App and web page records
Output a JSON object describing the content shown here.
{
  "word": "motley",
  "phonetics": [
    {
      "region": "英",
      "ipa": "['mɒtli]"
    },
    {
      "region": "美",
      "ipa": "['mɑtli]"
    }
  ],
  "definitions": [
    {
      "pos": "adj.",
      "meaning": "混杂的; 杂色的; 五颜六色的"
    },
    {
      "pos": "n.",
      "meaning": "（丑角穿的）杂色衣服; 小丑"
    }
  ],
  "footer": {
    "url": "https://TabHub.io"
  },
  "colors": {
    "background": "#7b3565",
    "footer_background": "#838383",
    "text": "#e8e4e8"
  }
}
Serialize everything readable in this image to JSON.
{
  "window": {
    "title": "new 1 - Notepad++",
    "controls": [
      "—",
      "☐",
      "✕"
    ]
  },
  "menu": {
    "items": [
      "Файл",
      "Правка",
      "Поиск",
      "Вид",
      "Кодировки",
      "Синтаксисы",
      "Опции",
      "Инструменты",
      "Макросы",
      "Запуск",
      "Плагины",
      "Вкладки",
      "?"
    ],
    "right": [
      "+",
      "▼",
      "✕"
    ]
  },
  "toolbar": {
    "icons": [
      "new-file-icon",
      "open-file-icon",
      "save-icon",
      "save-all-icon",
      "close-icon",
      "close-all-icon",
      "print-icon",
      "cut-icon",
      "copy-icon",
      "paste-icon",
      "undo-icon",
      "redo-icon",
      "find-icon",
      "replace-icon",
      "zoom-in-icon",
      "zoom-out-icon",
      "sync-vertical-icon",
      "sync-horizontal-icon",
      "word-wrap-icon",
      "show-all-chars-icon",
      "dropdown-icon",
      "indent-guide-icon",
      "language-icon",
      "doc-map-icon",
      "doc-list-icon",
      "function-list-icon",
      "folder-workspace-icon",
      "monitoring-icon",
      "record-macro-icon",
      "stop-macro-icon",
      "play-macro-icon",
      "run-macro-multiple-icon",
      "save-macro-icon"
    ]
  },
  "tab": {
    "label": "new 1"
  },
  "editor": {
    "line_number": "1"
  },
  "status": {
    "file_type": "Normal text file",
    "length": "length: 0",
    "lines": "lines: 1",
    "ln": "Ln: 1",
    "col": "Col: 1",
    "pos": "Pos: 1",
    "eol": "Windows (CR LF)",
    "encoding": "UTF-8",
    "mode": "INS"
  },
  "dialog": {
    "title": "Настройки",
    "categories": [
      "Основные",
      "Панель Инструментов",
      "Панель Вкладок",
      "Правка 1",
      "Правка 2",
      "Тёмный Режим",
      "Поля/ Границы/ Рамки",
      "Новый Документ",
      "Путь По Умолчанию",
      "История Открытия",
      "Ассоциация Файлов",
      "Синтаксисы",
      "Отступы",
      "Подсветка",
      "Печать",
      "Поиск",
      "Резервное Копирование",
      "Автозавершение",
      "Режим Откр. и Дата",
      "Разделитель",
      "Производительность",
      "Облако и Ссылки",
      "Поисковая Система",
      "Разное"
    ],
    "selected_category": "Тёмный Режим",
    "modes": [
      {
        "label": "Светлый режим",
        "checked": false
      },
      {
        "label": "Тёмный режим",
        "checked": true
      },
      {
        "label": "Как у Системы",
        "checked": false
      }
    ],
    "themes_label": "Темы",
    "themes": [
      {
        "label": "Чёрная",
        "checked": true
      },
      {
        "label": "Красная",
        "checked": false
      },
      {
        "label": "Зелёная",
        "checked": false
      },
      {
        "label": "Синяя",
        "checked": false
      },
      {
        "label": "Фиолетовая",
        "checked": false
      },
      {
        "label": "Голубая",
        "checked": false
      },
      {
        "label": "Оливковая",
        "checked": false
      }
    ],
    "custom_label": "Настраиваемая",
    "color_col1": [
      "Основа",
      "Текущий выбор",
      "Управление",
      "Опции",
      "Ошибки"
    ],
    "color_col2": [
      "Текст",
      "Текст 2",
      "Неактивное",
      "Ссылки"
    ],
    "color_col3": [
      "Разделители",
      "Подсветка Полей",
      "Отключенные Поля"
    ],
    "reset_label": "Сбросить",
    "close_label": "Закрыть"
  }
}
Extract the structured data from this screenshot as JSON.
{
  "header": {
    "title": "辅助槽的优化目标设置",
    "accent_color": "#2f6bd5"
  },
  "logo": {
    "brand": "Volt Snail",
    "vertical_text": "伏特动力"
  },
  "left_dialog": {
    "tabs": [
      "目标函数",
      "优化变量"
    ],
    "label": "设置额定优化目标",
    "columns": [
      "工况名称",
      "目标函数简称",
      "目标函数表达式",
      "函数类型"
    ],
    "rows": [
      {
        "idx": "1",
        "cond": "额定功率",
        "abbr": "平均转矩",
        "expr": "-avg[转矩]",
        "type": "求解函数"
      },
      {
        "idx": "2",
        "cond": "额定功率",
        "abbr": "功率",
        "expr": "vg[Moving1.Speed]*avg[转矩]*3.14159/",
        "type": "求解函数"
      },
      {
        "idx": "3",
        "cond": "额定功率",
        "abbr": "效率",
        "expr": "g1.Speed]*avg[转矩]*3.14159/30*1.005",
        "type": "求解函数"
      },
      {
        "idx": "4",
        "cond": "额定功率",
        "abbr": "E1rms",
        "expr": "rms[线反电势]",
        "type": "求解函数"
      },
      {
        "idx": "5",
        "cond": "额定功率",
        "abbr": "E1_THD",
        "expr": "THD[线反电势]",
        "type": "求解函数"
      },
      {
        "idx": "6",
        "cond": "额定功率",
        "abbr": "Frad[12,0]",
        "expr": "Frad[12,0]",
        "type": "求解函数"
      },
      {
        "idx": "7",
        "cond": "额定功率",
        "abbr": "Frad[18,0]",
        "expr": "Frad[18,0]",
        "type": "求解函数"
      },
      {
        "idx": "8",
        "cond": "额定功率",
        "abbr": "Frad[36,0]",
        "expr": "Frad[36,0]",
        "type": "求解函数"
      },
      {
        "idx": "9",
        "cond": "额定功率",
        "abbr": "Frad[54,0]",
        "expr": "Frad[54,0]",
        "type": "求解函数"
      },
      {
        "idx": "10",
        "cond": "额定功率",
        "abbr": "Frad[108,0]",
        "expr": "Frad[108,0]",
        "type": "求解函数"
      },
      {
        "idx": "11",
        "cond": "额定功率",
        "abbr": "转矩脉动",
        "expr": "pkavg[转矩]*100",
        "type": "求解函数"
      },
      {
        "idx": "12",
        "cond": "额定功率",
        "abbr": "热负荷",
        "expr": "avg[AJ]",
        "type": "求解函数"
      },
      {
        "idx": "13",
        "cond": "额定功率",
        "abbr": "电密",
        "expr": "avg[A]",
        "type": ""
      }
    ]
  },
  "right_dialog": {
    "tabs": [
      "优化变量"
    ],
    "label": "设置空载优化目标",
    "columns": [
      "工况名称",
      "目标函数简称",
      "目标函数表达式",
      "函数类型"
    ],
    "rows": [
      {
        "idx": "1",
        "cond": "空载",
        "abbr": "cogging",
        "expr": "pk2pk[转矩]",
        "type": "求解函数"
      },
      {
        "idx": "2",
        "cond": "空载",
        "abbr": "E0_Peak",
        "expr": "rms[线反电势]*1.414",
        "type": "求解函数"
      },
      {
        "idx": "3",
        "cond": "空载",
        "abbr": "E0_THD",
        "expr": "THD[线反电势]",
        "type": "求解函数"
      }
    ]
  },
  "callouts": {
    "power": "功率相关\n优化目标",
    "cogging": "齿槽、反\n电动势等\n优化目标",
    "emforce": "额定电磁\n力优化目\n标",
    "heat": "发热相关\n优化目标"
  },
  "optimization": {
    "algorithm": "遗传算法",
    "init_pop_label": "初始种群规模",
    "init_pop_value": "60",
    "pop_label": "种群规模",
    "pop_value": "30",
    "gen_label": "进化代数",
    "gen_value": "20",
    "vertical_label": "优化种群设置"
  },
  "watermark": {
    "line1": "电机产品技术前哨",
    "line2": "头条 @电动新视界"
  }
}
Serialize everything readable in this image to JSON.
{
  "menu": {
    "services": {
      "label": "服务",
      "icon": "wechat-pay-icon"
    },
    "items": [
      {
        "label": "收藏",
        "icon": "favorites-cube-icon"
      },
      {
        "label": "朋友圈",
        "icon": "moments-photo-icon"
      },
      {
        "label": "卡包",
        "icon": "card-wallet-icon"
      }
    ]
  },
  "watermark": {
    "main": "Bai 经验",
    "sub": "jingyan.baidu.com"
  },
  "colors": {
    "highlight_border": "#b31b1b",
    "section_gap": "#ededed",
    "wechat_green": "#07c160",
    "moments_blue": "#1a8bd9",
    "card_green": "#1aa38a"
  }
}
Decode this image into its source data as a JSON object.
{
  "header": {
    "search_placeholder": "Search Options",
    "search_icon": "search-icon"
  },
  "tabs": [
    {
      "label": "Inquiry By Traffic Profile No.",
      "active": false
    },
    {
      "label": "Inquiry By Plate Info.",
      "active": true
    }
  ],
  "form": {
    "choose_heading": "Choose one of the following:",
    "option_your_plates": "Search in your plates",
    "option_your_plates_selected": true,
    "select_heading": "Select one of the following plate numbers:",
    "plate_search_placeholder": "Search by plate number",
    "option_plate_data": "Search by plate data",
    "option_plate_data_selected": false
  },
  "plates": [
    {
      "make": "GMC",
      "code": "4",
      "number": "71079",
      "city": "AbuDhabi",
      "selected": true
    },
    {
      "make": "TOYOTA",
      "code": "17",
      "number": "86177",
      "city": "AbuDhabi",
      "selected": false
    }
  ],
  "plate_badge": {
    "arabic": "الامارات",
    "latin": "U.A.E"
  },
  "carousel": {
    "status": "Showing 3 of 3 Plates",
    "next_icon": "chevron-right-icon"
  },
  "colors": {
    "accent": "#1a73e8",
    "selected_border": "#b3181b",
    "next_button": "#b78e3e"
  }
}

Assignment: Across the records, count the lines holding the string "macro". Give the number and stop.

Result: 5